Similarly, Utah’s inhabitants is focused in metropolitan and suburban areas along the Wasatch Front. On the other, lawmakers adopted a partisan gerrymander that intentionally dilutes urban political energy and that succeeded within making the Utah Home a much deeper shade of red, having an expanded a regular membership in the unofficial “Crazies Caucus” (they know who also they are).
Similarly, legal leadership used its muscle this past year in order to fund restorative efforts on the Great Sodium Lake and also to take crucial steps towards water effectiveness. On the other, those people efforts had been way too little and far too past due, maintaining outsize leniency to get agricultural and industrial uses.
On 1 hand, towns are experimenting with road diet programs, paved paths and high-frequency transit connections. On the particular other, the Utah Division of Transportation is maintenance its kitchen knives to cut the bigger highway through west-side neighborhoods and also to effectively extend the private ski lifts at Alta and Snowbird to a massive car-parking structure, to be constructed at the particular mouth of Little Cottonwood Canyon, at taxpayer cost.

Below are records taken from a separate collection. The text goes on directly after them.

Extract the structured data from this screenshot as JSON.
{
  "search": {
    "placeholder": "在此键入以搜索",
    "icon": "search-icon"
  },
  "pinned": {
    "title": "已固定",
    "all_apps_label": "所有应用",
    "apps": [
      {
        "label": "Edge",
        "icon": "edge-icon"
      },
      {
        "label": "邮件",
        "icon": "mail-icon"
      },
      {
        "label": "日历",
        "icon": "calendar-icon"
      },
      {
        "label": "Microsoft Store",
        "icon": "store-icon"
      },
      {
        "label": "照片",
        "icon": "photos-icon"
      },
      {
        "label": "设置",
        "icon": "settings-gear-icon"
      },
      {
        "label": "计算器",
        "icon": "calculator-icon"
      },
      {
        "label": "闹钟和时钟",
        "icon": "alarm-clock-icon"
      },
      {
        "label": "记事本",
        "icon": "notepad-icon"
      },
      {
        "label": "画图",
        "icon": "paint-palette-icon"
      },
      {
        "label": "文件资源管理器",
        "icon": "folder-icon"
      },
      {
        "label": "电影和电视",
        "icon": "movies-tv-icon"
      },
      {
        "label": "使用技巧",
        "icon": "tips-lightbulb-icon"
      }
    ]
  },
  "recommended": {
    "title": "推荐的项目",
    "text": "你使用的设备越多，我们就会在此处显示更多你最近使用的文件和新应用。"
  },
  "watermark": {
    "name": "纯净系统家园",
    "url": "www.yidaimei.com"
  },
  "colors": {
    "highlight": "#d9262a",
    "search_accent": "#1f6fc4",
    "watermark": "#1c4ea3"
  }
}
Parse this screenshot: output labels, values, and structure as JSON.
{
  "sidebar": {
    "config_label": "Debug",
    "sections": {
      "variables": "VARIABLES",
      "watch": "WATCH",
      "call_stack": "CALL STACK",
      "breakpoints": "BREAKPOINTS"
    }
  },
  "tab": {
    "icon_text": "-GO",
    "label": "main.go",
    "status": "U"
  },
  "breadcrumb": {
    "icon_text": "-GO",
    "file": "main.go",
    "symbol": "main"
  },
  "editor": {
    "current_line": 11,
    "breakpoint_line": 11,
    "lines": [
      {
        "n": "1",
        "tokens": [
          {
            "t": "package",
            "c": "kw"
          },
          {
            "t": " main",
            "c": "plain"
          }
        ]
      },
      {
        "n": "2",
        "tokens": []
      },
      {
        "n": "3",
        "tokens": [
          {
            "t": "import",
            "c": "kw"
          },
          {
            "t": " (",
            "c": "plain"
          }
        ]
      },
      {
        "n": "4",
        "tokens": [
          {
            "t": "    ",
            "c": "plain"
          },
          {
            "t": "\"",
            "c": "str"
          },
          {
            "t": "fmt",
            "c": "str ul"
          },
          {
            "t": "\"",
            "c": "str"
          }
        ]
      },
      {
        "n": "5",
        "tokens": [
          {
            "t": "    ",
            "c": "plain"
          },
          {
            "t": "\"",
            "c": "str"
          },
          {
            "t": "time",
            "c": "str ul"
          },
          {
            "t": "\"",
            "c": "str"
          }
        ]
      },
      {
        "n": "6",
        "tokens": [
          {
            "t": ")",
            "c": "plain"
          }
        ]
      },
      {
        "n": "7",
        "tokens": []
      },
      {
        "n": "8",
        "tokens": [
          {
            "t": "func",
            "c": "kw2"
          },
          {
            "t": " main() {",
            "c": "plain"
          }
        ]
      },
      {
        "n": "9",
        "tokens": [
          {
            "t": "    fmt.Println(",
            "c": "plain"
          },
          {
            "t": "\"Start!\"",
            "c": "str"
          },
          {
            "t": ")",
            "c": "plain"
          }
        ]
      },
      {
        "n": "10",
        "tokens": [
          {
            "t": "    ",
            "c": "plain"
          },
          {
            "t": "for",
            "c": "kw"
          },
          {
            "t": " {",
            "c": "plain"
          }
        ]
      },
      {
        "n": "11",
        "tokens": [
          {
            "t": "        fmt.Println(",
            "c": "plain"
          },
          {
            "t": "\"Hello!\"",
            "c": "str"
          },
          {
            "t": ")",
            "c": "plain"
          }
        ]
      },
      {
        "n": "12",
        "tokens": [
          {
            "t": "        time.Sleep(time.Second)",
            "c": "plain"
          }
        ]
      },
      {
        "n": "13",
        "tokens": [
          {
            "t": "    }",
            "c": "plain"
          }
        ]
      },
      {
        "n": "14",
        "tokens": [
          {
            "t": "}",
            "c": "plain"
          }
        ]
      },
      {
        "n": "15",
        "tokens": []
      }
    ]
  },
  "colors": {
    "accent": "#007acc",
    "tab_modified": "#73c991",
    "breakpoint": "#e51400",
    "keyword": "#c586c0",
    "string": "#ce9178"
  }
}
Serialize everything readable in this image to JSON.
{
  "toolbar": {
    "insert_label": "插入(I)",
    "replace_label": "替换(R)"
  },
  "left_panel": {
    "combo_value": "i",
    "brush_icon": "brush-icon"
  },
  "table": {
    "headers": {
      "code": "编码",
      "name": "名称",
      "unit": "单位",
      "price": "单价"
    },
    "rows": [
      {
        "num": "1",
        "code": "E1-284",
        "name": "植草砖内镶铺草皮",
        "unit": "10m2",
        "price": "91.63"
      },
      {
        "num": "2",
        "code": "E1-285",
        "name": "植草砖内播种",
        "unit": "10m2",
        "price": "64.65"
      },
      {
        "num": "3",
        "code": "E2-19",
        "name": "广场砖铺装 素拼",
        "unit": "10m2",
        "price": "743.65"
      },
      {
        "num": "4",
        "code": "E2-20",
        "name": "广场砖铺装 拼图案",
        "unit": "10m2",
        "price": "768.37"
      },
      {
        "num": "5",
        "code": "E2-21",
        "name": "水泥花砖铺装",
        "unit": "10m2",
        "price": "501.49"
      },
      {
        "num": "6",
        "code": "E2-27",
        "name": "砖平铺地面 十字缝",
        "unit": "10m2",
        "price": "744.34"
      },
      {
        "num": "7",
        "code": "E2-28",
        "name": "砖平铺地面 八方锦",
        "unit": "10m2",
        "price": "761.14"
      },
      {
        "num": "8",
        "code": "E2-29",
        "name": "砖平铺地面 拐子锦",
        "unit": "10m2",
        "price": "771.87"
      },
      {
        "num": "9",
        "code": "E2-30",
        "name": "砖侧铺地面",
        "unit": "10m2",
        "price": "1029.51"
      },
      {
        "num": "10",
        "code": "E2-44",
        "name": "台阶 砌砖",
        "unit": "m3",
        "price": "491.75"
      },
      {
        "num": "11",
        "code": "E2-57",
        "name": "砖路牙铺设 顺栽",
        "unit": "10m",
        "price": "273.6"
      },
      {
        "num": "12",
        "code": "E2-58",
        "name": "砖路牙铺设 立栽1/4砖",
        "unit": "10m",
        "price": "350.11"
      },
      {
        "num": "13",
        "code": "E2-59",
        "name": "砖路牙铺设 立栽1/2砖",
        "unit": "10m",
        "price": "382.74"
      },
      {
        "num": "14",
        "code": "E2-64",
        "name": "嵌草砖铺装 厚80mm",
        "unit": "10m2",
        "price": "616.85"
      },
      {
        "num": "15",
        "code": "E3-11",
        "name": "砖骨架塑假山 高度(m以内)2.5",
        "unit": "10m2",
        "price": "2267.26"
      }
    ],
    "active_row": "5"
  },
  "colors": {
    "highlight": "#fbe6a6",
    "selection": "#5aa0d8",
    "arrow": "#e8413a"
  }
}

Within the following pages, you will find an overview of the debates in order to come, and also examples of regular Utahns who notice the writing on the particular wall and are pressing broader conversations around transport and environmental policy that get louder with each new participator. Who knows, maybe when Utahns get loud enough—about the actual really want, as to what actually works—their ostensible representatives might just 1 day listen to them upward on the north end of Major Street.
—Benjamin Wood, City Every week news editor